After leaving the Heineken Factory, we grabbed a quick snack and went back to our hotel room to rest before going back out that night. We had plans to go out to dinner and walk around the city at night, but fell into such deep sleep that we didn't wake up until it was nearly midnight. At that point in time, we knew we still wanted to do something so the night wasn’t completely lost, so we went to the only place we figured would still be exciting in the late hours of the night: the Red Light District.
When I was thirteen years old, my family took a vacation to Las Vegas. I was old enough to understand the concept of strippers and prostitutes, but was too young to experience these taboo subjects firsthand. Walking through the Red Light District was a very surreal experience. We stumbled upon it after walking around in circles for a while, and if it weren’t for the actual red lights that adorned the window displays along the streets, we would have completely missed it. At a glance, the street looks like any other street in Amsterdam: small buildings with a canal running down the middle, dividing the two roads. However, as we walked down the street, we immediately realized why this was one of the most notorious places in Amsterdam.
Nearly naked women stood on the windows winking at people as they passed by, selling themselves to the men that stopped and stared for more than a second. It was shocking to see prostitution in such a liberal way. The locals walked down the street nonchalantly as the scantily clad women on either side of them were a normal daily occurrence. We went to a bar in the Red Light District later that night, and before we knew it, it was four in the morning. Exhausted, we returned home and slept.

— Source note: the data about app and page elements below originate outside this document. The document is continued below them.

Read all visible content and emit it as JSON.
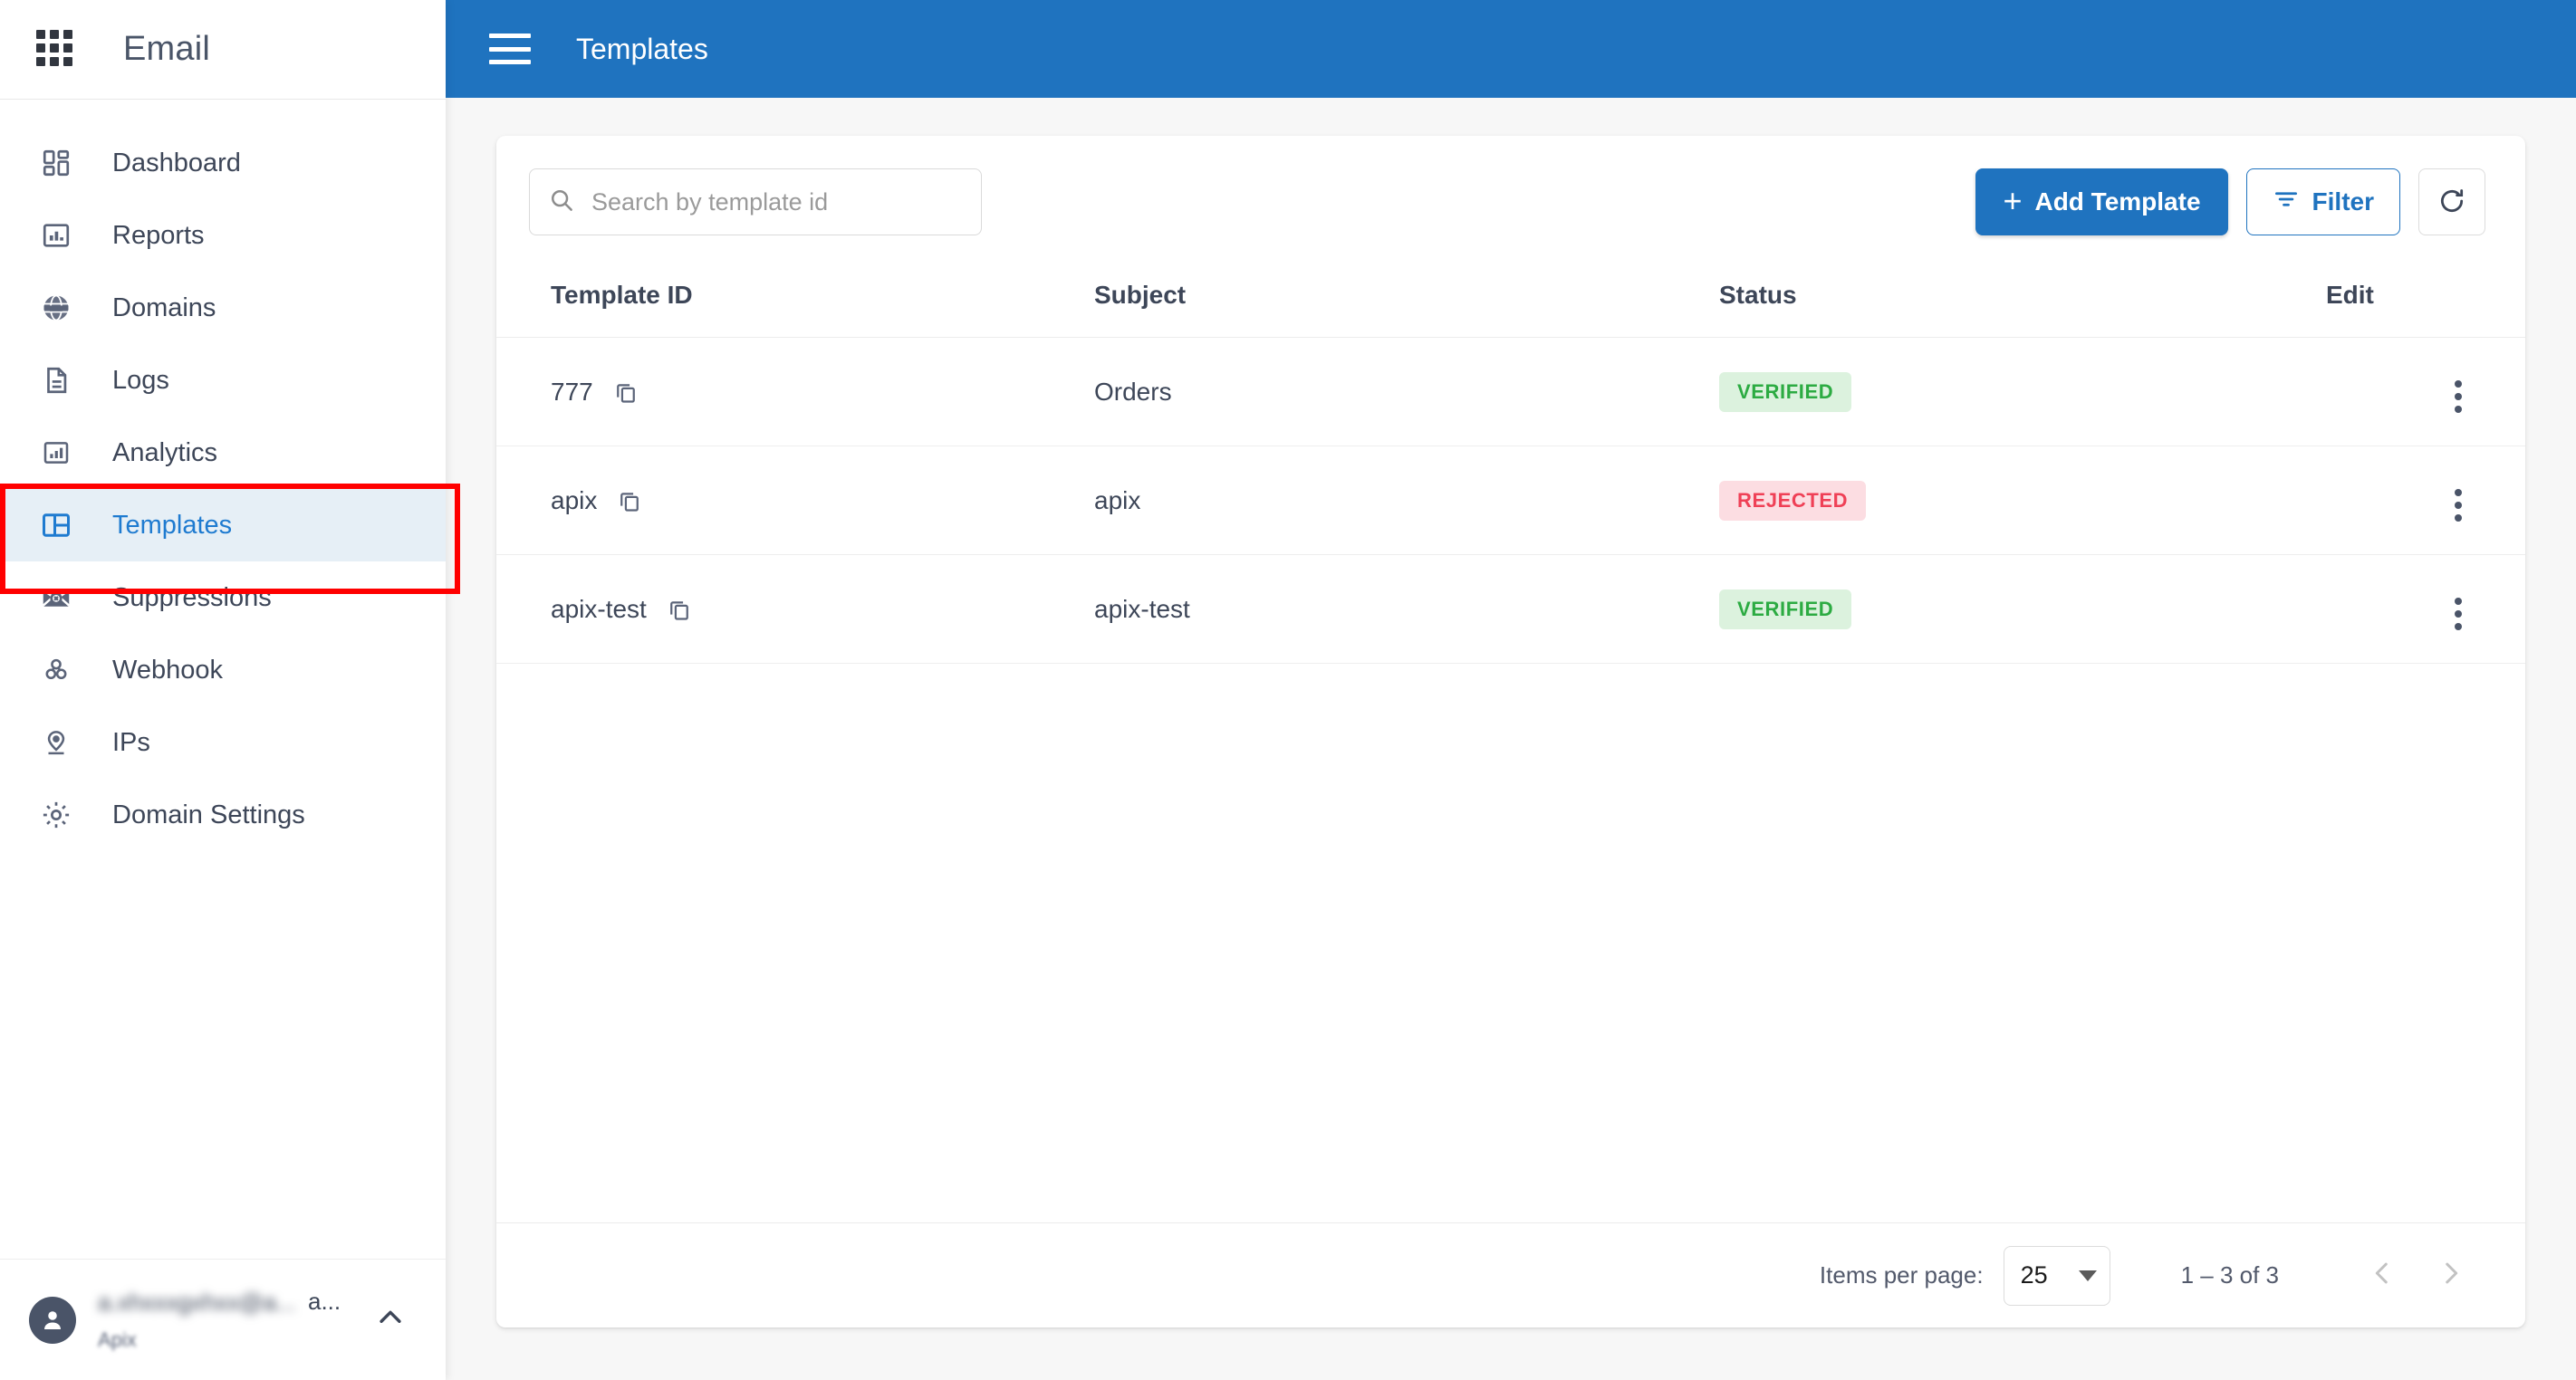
{
  "sidebar": {
    "brand_title": "Email",
    "apps_icon": "apps-grid-icon",
    "items": [
      {
        "label": "Dashboard",
        "icon": "dashboard-icon",
        "active": false
      },
      {
        "label": "Reports",
        "icon": "reports-bar-chart-icon",
        "active": false
      },
      {
        "label": "Domains",
        "icon": "globe-icon",
        "active": false
      },
      {
        "label": "Logs",
        "icon": "document-icon",
        "active": false
      },
      {
        "label": "Analytics",
        "icon": "analytics-icon",
        "active": false
      },
      {
        "label": "Templates",
        "icon": "templates-layout-icon",
        "active": true
      },
      {
        "label": "Suppressions",
        "icon": "envelope-x-icon",
        "active": false
      },
      {
        "label": "Webhook",
        "icon": "webhook-icon",
        "active": false
      },
      {
        "label": "IPs",
        "icon": "location-pin-icon",
        "active": false
      },
      {
        "label": "Domain Settings",
        "icon": "gear-icon",
        "active": false
      }
    ],
    "user": {
      "name_redacted": "a.xhxxxgxhxx@a...",
      "name_visible_tail": "a...",
      "org": "Apix",
      "expand_icon": "chevron-up-icon"
    }
  },
  "topbar": {
    "menu_icon": "hamburger-menu-icon",
    "title": "Templates",
    "background_color": "#1f73bf"
  },
  "toolbar": {
    "search": {
      "icon": "search-icon",
      "placeholder": "Search by template id",
      "value": ""
    },
    "add_template_label": "Add Template",
    "add_template_plus": "+",
    "filter_label": "Filter",
    "filter_icon": "filter-icon",
    "refresh_icon": "refresh-icon"
  },
  "table": {
    "columns": [
      "Template ID",
      "Subject",
      "Status",
      "Edit"
    ],
    "rows": [
      {
        "template_id": "777",
        "subject": "Orders",
        "status": "VERIFIED",
        "status_kind": "verified"
      },
      {
        "template_id": "apix",
        "subject": "apix",
        "status": "REJECTED",
        "status_kind": "rejected"
      },
      {
        "template_id": "apix-test",
        "subject": "apix-test",
        "status": "VERIFIED",
        "status_kind": "verified"
      }
    ],
    "copy_icon": "copy-icon",
    "row_menu_icon": "more-vertical-icon"
  },
  "footer": {
    "items_per_page_label": "Items per page:",
    "items_per_page_value": "25",
    "range_label": "1 – 3 of 3",
    "prev_icon": "chevron-left-icon",
    "next_icon": "chevron-right-icon"
  },
  "colors": {
    "accent": "#1f73bf",
    "active_nav_bg": "#e6eff6",
    "verified_text": "#2cab42",
    "verified_bg": "#dcf2de",
    "rejected_text": "#ef4056",
    "rejected_bg": "#fcdde2",
    "annotation": "#ff0000"
  }
}
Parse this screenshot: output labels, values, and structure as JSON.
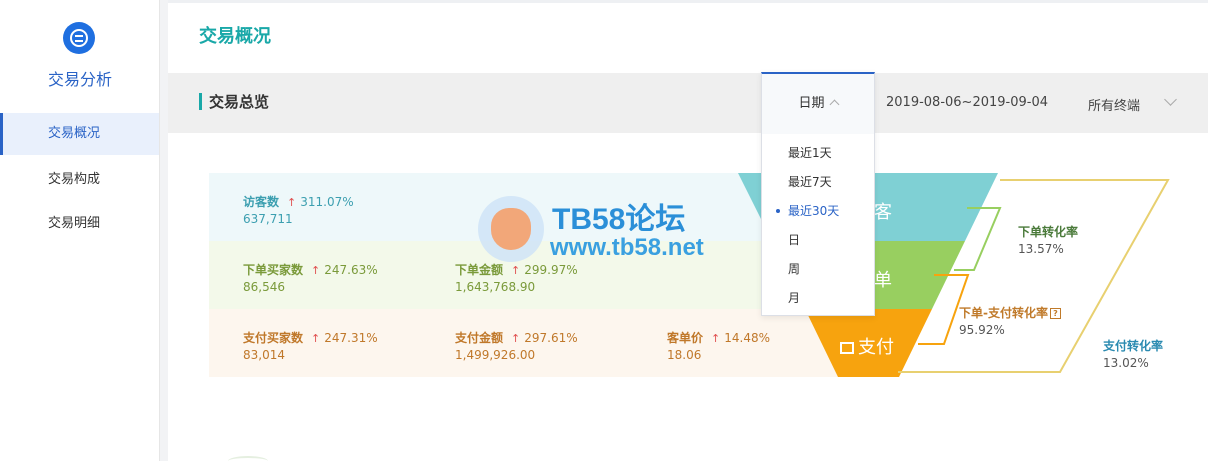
{
  "sidebar": {
    "title": "交易分析",
    "items": [
      {
        "label": "交易概况",
        "active": true
      },
      {
        "label": "交易构成",
        "active": false
      },
      {
        "label": "交易明细",
        "active": false
      }
    ]
  },
  "header": {
    "page_title": "交易概况",
    "section_title": "交易总览",
    "date_range": "2019-08-06~2019-09-04",
    "terminal": "所有终端"
  },
  "date_dropdown": {
    "label": "日期",
    "selected": "最近30天",
    "options": [
      "最近1天",
      "最近7天",
      "最近30天",
      "日",
      "周",
      "月"
    ]
  },
  "metrics": {
    "visitors": {
      "label": "访客数",
      "pct": "311.07%",
      "value": "637,711"
    },
    "order_buyers": {
      "label": "下单买家数",
      "pct": "247.63%",
      "value": "86,546"
    },
    "order_amount": {
      "label": "下单金额",
      "pct": "299.97%",
      "value": "1,643,768.90"
    },
    "pay_buyers": {
      "label": "支付买家数",
      "pct": "247.31%",
      "value": "83,014"
    },
    "pay_amount": {
      "label": "支付金额",
      "pct": "297.61%",
      "value": "1,499,926.00"
    },
    "unit_price": {
      "label": "客单价",
      "pct": "14.48%",
      "value": "18.06"
    }
  },
  "funnel": {
    "stage_visit": "客",
    "stage_order": "单",
    "stage_pay": "支付",
    "conv_order": {
      "label": "下单转化率",
      "value": "13.57%"
    },
    "conv_order_pay": {
      "label": "下单-支付转化率",
      "value": "95.92%"
    },
    "conv_pay": {
      "label": "支付转化率",
      "value": "13.02%"
    }
  },
  "watermark": {
    "main": "TB58论坛",
    "url": "www.tb58.net"
  },
  "colors": {
    "accent": "#19a8a8",
    "primary_blue": "#2a63c6",
    "funnel_visit": "#7fd0d4",
    "funnel_order": "#98cf60",
    "funnel_pay": "#f7a30e",
    "up_arrow": "#e05050"
  }
}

The following day we went to the iconic Iamsterdam sign. It was a bit rainy, but we still got a chance to take lots of pictures and explore the area. We split up that afternoon and while a couple of my roommates explored a nearby market, we went to the Rijksmuseum. At the Rijks, we saw a couple original Van Gogh paintings as well as an artistic representation of Amsterdam’s history. We ate lunch at the museum and met up with the rest of our roommates to go explore some more. That afternoon, we popped in and out of stores and made random purchases throughout the city.
One of our friends from home strongly recommended we go to Cau for dinner. The restaurant was a beautiful Argentinian steakhouse, where we all had the best meal we’ve had in a long time. We were there for a while, laughing and enjoying ourselves after a long day of exploring. It was a little on the expensive side, but I definitely recommend it!
While we were gone, one of my roommates’ hotel rooms was broken into. Her laptop and brand new camera were stolen, and while the Amsterdam police was very helpful, the hotel staff didn’t seem too worried. It was a bit of a bummer, as it feels like we can’t escape a stroke of bad luck during our trips.
On Sunday, while our roommates filed a report at the police station, the rest of us went on a bus tour of the city. It was a nice way to end the long weekend, as we were able to give our legs a rest while still exploring the city.
Overall, Amsterdam was an amazing time. It was a beautiful city with a very interesting outlook on life. There are a few things that I still wish we could’ve done, like the Anne Frank house or the Van Gogh museum. With so much to do and so little time, I always feel like these weekends go by so fast! I’m excited to hopefully go back to Amsterdam in the future.
This weekend, we’re finally staying in London. After three weekends of non-stop traveling, it’ll be nice to relax and explore at a more relaxed pace!